MEGAN THOMPSON, PBS NEWSHOUR CORRESPONDENT: Mohammed Hameed worked as an interpreter for the U.S. Army in Iraq for 10 years. Soon after he started his job, he says, he became the target of Iraqi militias, for helping the Americans.
MOHAMMED HAMEED, INTERPRETER: Most of the people who worked for the Americans, especially interpreters like me, their life was in real risk. Even like my family, they are wondering why I didn’t go outside that much, because any person could recognize me. It really was like, I mean, it’s terrible experience to live in such circumstances and conditions, if you are like under threat.

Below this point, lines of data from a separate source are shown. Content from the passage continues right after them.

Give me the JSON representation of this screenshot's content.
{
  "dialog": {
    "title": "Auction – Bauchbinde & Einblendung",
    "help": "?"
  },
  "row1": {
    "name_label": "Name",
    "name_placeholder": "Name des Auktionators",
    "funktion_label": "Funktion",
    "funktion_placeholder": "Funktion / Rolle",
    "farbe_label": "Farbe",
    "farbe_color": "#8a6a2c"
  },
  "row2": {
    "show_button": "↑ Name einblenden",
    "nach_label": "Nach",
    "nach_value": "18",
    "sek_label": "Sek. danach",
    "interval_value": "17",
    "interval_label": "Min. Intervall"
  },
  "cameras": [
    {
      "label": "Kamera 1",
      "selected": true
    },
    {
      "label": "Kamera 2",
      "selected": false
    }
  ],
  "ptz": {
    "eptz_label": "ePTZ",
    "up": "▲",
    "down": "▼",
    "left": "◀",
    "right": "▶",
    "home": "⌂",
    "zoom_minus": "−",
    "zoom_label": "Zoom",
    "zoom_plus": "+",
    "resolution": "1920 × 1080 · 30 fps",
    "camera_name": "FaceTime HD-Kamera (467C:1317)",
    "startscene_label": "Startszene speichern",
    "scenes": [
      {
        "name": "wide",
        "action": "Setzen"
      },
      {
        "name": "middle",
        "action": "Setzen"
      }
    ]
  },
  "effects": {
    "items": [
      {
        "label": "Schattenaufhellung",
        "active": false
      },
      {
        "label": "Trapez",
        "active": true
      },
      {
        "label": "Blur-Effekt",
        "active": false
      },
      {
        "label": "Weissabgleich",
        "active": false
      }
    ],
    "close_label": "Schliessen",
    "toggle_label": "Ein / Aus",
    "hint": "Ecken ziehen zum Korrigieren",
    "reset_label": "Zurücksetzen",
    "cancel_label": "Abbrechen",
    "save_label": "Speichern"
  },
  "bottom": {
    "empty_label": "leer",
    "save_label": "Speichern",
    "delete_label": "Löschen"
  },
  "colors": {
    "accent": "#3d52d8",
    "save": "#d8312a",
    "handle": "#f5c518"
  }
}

THOMPSON: He says in 2007, Iraqi militiamen broke into his home looking for him. He wasn’t home, but, he says, his brother, who looks just like him, was kidnapped and tortured.
HAMID: After they figured out that it was not me, they just let him go, but he was almost dead, I mean.
THOMPSON: That’s when Hameed applied for a visa to leave Iraq for the U.S., and to bring his wife and their son, now ten, and their daughter, who’s four. The vetting process took three years. Today, Hameed appeared at a press conference with New York Senator Chuck Schumer, who called the Trump executive order “misguided” and “shocking.”
Hameed’s family arrived here just in time– on January 5th, three weeks before the Trump administration imposed the new ban on migrants and refugees from Iraq and six other predominantly Muslim countries.
HAMEED: I mean, when I was in Baghdad, I don’t know exactly which time or I thought the moment I would be killed.
THOMPSON: Hameed’s family has settled in Bayonne, New Jersey, about an hour’s commute to New York City. He’s looking for work as a computer consultant.
AZZAM ELIAS: And I am a good citizen, I have my own business.
THOMPSON: Azzam Elias (ph) was also at today’s press conference. He emigrated to the U.S. from Syria in 1978 as a refugee, fleeing violence and persecution. His two daughters remained behind, raised by their mother. When the Syrian civil war began six years ago, he says he knew what he had to do.
ELIAS: We’re going to bring him here. We’re going to have to. We have to save my grandchildren.
THOMPSON: Rania (ph), now 37, says the hardest part of living in Syria was the constant shelling and not knowing if her kids would make it home from school. One day a suicide bomber blew himself up right outside their apartment in Damascus.
After years of applications, she finally got a visa with the help of the nonprofit Catholic Charities. She and her husband and their four kids arrived in New York just last month.
Rania tells me she doesn’t have to worry anymore that somebody is going to hurt her kids, she finally feels at peace. But Rania’s sister, Azzam’s other daughter, remains a refugee in Lebanon, next door to Syria. The fate of her application for a U.S. visa is more uncertain than before.
ELIAS: It’s so terrible. When I see my grandchildren in the other side, seeing these kids — how happy and how peaceful here, because you can see on their faces and how — and they are the ones look at me like, how about us? You left us behind. Or you don’t want us.
That’s the feeling I feel. Honest to God. And that’s — I can’t sleep, I can’t work, I can’t — it’s — hand tied. I don’t know what to do.
THOMPSON: Elias, who lives in the Bronx and owns his own upholstery business, says he wants the president to know the and his family are good people.
ELIAS: See, this is not a face of a terrorist. This is the face that’s going to make America great.